Yes, but they have this awesome system in their hooves. Researchers have discovered that horses have a shunt in the main vain at the back of their hoof, that shuts off the flow of blood to the hoof when the temperatures are really low. Then when hoof temp drops to a certain point, the shunt opens temporarily to allow warm blood to flow through it. Then it closes and on and on it goes to keep their hooves from freezing completely. That function is likely part of the reason why horses get laminitis.
So thinking about a steel shoe attached to the hoof, and steel nails driven into it, the steel, it would seem to me, would radiate the cold into the hoof so that system wouldn't function as efficiently. Shoes are a bad deal in the winter time especially in the snow.
I took this picture on a hike in the Little Book Cliffs, near Grand Junction, Colorado. We were looking for wild horses. We found them and it was kind of scary so I didn't get lots of great pictures. If you look closely, you can see the backs of two wild horses grazing on something. I'm not sure what they were eating out there. A little bit of everything I would imagine so that's why I like to feed my horses a variety of different hays. The brown and white horse is a stallion and he was a little bit snorty about us getting too close to his family. So we didn't.

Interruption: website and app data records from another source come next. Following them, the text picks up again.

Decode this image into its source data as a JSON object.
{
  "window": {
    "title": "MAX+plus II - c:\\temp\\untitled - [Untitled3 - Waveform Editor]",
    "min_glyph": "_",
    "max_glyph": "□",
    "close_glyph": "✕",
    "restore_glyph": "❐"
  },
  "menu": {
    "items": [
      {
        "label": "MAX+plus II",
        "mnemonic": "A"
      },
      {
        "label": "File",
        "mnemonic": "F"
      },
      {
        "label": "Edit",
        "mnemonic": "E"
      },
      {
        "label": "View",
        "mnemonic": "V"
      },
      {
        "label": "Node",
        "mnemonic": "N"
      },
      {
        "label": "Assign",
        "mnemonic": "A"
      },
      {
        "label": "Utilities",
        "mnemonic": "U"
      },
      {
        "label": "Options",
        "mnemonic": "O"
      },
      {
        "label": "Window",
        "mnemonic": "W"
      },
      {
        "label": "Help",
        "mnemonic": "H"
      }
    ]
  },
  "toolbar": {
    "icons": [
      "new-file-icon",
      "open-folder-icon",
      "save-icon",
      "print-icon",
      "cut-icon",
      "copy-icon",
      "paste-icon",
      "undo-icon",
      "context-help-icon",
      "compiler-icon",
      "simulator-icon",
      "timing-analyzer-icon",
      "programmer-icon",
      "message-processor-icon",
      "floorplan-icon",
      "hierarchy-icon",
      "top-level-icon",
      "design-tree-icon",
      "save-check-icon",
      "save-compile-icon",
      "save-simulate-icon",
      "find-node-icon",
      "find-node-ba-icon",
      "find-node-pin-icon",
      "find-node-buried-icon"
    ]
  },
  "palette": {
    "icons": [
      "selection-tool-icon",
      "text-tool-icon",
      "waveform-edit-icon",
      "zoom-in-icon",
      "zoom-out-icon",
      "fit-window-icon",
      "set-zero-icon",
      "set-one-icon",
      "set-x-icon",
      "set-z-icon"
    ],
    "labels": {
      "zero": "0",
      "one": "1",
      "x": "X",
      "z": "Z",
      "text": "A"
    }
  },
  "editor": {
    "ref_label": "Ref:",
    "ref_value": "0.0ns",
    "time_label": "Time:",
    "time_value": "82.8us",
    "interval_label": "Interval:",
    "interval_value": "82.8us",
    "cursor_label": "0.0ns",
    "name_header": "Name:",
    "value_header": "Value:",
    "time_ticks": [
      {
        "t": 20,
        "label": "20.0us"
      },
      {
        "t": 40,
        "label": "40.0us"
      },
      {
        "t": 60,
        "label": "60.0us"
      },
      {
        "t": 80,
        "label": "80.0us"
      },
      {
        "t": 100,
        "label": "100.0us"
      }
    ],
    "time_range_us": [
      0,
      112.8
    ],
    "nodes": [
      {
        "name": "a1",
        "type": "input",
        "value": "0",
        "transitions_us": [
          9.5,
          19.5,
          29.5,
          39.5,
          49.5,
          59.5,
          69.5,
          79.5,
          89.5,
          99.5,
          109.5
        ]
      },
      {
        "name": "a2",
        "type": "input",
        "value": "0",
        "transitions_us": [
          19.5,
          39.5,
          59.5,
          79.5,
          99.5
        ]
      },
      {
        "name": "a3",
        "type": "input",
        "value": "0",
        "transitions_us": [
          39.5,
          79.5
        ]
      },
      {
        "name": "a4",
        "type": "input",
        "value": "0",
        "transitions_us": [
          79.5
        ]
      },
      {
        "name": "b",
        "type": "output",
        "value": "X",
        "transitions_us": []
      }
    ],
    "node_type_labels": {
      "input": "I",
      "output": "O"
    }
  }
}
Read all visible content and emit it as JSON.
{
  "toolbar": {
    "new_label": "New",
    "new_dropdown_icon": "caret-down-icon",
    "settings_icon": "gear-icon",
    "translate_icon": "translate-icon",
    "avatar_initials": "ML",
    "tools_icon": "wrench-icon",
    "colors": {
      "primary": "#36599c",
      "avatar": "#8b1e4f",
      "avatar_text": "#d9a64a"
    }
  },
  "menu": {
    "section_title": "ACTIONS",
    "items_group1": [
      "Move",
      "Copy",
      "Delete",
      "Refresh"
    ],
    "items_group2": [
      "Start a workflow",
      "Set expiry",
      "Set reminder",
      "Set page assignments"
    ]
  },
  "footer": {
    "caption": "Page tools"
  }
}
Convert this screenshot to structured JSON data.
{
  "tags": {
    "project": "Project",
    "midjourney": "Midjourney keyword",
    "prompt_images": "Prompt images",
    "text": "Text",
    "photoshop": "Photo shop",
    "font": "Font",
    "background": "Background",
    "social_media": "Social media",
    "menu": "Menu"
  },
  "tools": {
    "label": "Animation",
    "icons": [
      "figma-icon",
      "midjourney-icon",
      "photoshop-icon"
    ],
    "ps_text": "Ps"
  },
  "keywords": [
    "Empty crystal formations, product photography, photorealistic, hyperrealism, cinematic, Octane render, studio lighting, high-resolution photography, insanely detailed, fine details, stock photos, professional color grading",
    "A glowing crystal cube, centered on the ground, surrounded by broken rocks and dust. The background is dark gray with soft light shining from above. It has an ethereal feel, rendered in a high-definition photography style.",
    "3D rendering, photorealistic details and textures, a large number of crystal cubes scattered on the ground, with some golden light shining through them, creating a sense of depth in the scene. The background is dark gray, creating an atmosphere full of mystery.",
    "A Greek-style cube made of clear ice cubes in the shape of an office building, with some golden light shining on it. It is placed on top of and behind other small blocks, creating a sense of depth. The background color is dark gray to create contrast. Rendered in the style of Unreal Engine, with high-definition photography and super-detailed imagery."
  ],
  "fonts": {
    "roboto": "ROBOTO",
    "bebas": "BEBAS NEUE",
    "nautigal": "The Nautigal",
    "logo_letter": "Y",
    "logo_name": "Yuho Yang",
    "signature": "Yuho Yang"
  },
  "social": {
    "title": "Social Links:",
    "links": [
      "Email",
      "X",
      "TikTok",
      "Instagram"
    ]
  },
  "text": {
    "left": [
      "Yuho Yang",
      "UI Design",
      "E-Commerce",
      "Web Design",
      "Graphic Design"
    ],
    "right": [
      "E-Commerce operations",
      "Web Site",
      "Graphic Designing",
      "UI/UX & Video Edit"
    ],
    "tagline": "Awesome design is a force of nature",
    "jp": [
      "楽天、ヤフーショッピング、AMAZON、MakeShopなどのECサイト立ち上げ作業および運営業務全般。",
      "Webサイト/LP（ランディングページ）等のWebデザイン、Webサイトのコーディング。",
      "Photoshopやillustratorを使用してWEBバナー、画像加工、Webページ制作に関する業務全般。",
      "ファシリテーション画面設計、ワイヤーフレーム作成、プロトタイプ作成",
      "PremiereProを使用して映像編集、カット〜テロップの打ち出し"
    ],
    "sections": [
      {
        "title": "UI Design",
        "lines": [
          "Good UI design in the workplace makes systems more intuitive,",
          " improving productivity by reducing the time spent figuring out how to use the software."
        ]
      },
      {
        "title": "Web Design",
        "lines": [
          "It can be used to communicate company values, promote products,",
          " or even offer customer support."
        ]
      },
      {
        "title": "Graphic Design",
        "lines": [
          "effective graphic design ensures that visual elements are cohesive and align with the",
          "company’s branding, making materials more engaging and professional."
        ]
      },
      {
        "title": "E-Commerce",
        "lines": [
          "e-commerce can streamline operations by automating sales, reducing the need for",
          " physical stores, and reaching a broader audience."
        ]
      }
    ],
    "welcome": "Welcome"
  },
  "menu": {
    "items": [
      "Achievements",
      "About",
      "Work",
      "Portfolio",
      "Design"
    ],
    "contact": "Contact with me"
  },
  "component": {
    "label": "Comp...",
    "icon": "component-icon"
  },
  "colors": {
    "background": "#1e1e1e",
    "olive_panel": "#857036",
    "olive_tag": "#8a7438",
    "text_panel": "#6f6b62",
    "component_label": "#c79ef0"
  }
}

So now I'm wondering if a foundered horse's hooves would freeze in the snow because the circulation in a foundered hoof isn't functioning normally....hmm. Or would the cold help them feel better. Somehow I don't think so, but I don't know?